Ethnographic research sheds light on pastoral communities in the Horn of Africa

October 14, 2019
Brett Stursa

dirt road surrounded by dry dirt

Over the decades that Professor Cheryl Robertson, PhD, MPH, RN, FAAN, has spent in Africa, she’s heard a growing number of stories about people and animals dying because of the increasing dryness, specifically in the Horn of Africa.

Researchers David Muwanguzi, Jacinta Waila and Shamilah Namusis sought to better understand the pastoralist community experience of climate variability.
Researchers David Muwanguzi, Jacinta Waila and Shamilah Namusis sought to better understand the pastoralist community experience of climate variability.

“Climate change disproportionately disrupts livelihoods and health in the global south, hurting ecosystems with adverse effects on humans, animals and the environment,” said Robertson, whose research relates to conflict, displacement, trauma and recovery. “Communities in the Horn of Africa arid lands that depend on climate affected resources, including water and pasture access, are particularly vulnerable.”

Robertson has long nurtured a multidisciplinary team of young African scholars from Makerere University in Uganda and the University of Minnesota to develop expertise in ethnographic research methods. This research team discerned that a focused ethnography was the ideal methodology to better understand the pastoralist community experience of climate variability, conflict and displacement, and the effects on animal and human health in the Horn of Africa’s arid land.

“We decided to look at climate-driven conflict and forced displacement to get a better picture of how communities are describing their experiences, how they’re interpreting what’s happening and how they are responding to that,” said Robertson.

Specifically, Robertson and the team of researchers went to the pastoral communities of Turkana, Kenya and Karamoja, Uganda to identify patterns that led to families being displaced and how displacement effected their livelihoods, cultural constructs and community support. “I think we expected more nuance and more examples of families who were thriving in spite of the challenges, and that just wasn’t the case,” said Robertson. “Communities were struggling in very harsh circumstances.”

While Robertson conducted ethnographic interviews with health care providers and government workers, researchers Jacinta Waila, Shamilah Namusisi and Michael Mahero conducted interviews with community members who were chiefs, cattle-keepers, farmers, fishermen and women, and small town migrants.

“I got to see the effects of climate change through the lens of the affected, a factor which opened my eyes to view climate change beyond unreliable or unpredictable rainfalls,” said Waila, MPH, BSN, a nurse who led the Turkana team. “Everything in a way is linked to the other and when one aspect of the ecosystem is affected, then all other aspects feel the impact.”

A complex story

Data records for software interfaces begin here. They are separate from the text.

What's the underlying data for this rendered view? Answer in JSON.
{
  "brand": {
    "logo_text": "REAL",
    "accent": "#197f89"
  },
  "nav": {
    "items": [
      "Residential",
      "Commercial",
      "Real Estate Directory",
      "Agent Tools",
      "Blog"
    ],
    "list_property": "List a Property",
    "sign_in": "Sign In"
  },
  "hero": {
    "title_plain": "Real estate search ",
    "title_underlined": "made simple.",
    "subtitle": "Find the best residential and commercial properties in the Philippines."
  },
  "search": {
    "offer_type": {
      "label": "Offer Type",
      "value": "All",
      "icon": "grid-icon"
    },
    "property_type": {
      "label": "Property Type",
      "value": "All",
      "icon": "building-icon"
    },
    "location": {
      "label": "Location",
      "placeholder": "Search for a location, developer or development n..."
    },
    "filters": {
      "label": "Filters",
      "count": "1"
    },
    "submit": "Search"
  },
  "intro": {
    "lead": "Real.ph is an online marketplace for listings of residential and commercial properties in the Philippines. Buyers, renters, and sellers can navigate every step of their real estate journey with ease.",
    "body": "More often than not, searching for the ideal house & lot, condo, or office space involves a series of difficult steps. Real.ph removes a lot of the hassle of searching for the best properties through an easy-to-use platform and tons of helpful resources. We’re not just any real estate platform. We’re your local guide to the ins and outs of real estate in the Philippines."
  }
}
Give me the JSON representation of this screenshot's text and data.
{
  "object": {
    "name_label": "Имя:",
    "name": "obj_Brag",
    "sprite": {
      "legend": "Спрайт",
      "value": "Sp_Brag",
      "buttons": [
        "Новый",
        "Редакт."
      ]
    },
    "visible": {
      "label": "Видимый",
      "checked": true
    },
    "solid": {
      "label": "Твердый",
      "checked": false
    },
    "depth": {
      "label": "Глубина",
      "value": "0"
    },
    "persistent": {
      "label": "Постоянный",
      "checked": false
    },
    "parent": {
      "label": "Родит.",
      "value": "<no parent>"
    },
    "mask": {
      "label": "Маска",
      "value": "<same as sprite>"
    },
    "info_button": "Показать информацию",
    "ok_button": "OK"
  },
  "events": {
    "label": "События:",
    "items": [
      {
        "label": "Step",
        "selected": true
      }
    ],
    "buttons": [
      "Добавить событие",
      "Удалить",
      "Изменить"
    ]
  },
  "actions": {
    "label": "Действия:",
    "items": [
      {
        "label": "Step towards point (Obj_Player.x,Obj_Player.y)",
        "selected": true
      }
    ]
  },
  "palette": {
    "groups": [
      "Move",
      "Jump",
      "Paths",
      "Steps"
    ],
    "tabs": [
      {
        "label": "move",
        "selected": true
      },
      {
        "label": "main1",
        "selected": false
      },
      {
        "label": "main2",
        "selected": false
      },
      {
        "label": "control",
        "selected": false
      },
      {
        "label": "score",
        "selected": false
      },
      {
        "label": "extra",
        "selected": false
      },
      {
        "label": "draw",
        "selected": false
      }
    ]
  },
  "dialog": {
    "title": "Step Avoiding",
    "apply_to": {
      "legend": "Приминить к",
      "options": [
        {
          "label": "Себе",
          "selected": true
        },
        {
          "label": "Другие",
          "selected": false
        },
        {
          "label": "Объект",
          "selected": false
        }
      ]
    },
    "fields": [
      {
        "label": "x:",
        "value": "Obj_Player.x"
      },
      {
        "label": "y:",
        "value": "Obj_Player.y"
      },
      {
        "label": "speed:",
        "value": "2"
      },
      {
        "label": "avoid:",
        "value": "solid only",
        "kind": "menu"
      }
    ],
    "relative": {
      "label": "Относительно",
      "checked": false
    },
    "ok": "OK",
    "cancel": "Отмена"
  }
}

Data analysis showed a complex story of debilitating drought, exposure to extreme violence, livelihood loss and migration to urban communities. “The effect of climate change among pastoral communities spans beyond livelihood loss, it also encompasses loss of socio-cultural systems, which hold a community together,” said Waila.

Recently, Waila and Robertson presented their findings at the Global Network of Public Health Nursing that was held in Nairobi to an audience of primarily African public health nurses. “I think that the surprise in the findings has been in the level of complexity,” said Robertson. “Everybody talks about climate, but there are other contributing factors as well in terms of the dissolution of a way of life that people have been living for a few thousand years.” Those factors include the discovery of oil and privatization of land, access to education and evolving roles for young women.

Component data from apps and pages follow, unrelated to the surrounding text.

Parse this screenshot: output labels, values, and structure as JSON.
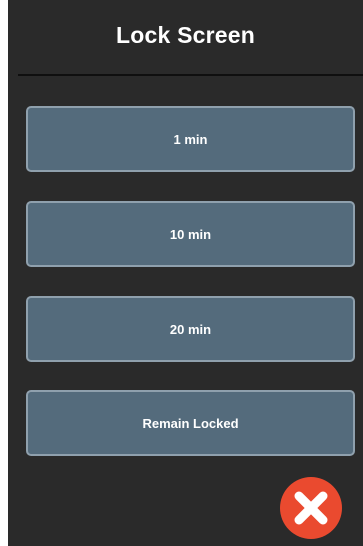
{
  "header": {
    "title": "Lock Screen"
  },
  "options": [
    {
      "label": "1 min"
    },
    {
      "label": "10 min"
    },
    {
      "label": "20 min"
    },
    {
      "label": "Remain Locked"
    }
  ],
  "close_button": {
    "icon": "close-icon",
    "color": "#ea4a2f"
  },
  "colors": {
    "panel_background": "#2a2a2a",
    "button_background": "#546b7c",
    "button_border": "#8fa0ad"
  }
}
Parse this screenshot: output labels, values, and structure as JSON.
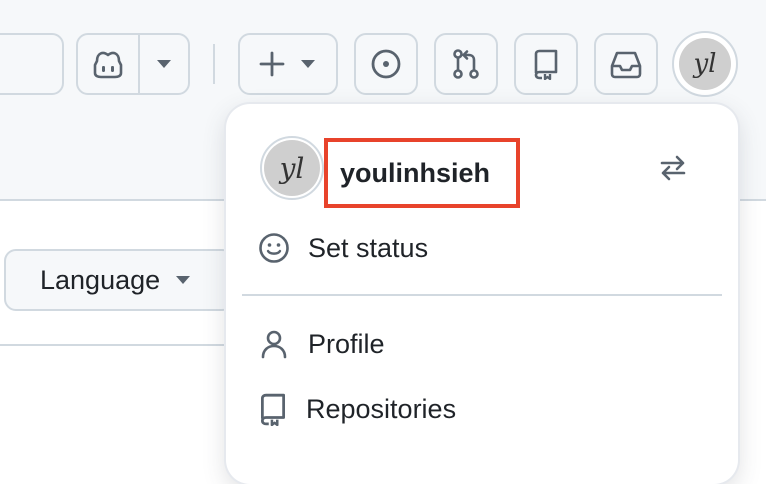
{
  "header": {
    "copilot": {
      "icon": "copilot-icon",
      "dropdown_icon": "triangle-down-icon"
    },
    "create": {
      "icon": "plus-icon",
      "dropdown_icon": "triangle-down-icon"
    },
    "issues": {
      "icon": "issue-opened-icon"
    },
    "pull_requests": {
      "icon": "git-pull-request-icon"
    },
    "repositories": {
      "icon": "repo-icon"
    },
    "inbox": {
      "icon": "inbox-icon"
    },
    "avatar": {
      "text": "yl"
    }
  },
  "content": {
    "language_button": {
      "label": "Language",
      "icon": "triangle-down-icon"
    }
  },
  "user_menu": {
    "avatar_text": "yl",
    "username": "youlinhsieh",
    "switch_account_icon": "arrow-switch-icon",
    "highlight_color": "#e8432b",
    "items": [
      {
        "label": "Set status",
        "icon": "smiley-icon"
      },
      {
        "label": "Profile",
        "icon": "person-icon"
      },
      {
        "label": "Repositories",
        "icon": "repo-icon"
      }
    ]
  }
}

The research team’s focus has now turned to possible interventions and the development of academic and community demonstration sites. “These communities are going through a transition in their economic, social and even cultural life and need to be supported to mitigate against adverse effects as they go through this transition,” said Waila.

Read more

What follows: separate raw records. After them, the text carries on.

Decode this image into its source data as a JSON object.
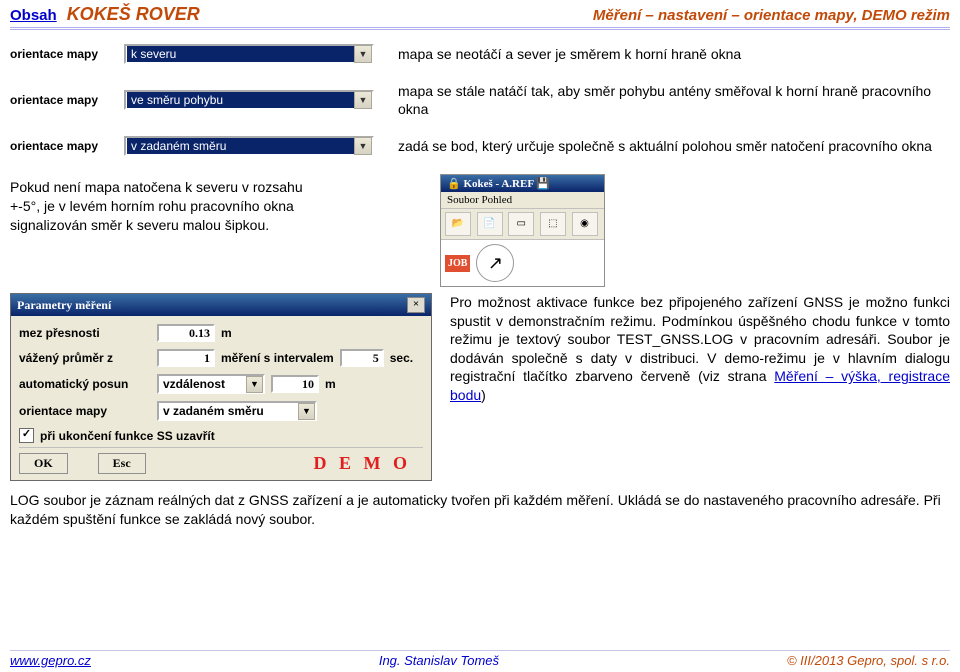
{
  "header": {
    "obsah": "Obsah",
    "kokes": "KOKEŠ ROVER",
    "right": "Měření – nastavení – orientace mapy, DEMO režim"
  },
  "combos": {
    "field_label": "orientace mapy",
    "row1": {
      "value": "k severu",
      "desc": "mapa se neotáčí a sever je směrem k horní hraně okna"
    },
    "row2": {
      "value": "ve směru pohybu",
      "desc": "mapa se stále natáčí tak, aby směr pohybu antény směřoval k horní hraně pracovního okna"
    },
    "row3": {
      "value": "v zadaném směru",
      "desc": "zadá se bod, který určuje společně s aktuální polohou směr natočení pracovního okna"
    }
  },
  "after": "Pokud není mapa natočena k severu v rozsahu +-5°, je v levém horním rohu pracovního okna signalizován směr k severu malou šipkou.",
  "kokesbar": {
    "title": "Kokeš - A.REF",
    "menu": "Soubor  Pohled",
    "job": "JOB"
  },
  "pm": {
    "title": "Parametry měření",
    "rows": {
      "accuracy_label": "mez přesnosti",
      "accuracy_value": "0.13",
      "accuracy_unit": "m",
      "weight_label": "vážený průměr z",
      "weight_value": "1",
      "weight_mid": "měření s intervalem",
      "weight_sec": "5",
      "weight_unit": "sec.",
      "auto_label": "automatický posun",
      "auto_sel": "vzdálenost",
      "auto_val": "10",
      "auto_unit": "m",
      "orient_label": "orientace mapy",
      "orient_sel": "v zadaném směru",
      "chk_label": "při ukončení funkce SS uzavřít"
    },
    "ok": "OK",
    "esc": "Esc",
    "demo": "D E M O"
  },
  "rightpara": {
    "text": "Pro možnost aktivace funkce bez připojeného zařízení GNSS je možno funkci spustit v demonstračním režimu. Podmínkou úspěšného chodu funkce v tomto režimu je textový soubor TEST_GNSS.LOG v pracovním adresáři. Soubor je dodáván společně s daty v distribuci. V demo-režimu je v hlavním dialogu registrační tlačítko zbarveno červeně (viz strana ",
    "link": "Měření – výška, registrace bodu",
    "tail": ")"
  },
  "lognote": "LOG soubor je záznam reálných dat z GNSS zařízení a je automaticky tvořen při každém měření. Ukládá se do nastaveného pracovního adresáře. Při každém spuštění funkce se zakládá nový soubor.",
  "footer": {
    "l": "www.gepro.cz",
    "c": "Ing. Stanislav Tomeš",
    "r": "© III/2013 Gepro, spol. s r.o."
  }
}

Notes from the Field: Climate change and health: The extricable duo among the Turkana Pastoralists in Kenya. American Journal of Public Health.

Waila, J., Mahero, M., Namusisi, S., Hoffman, S., Robertson, C. (2018) DOI:10.2105/AJPH.2017.304063

Categories: Research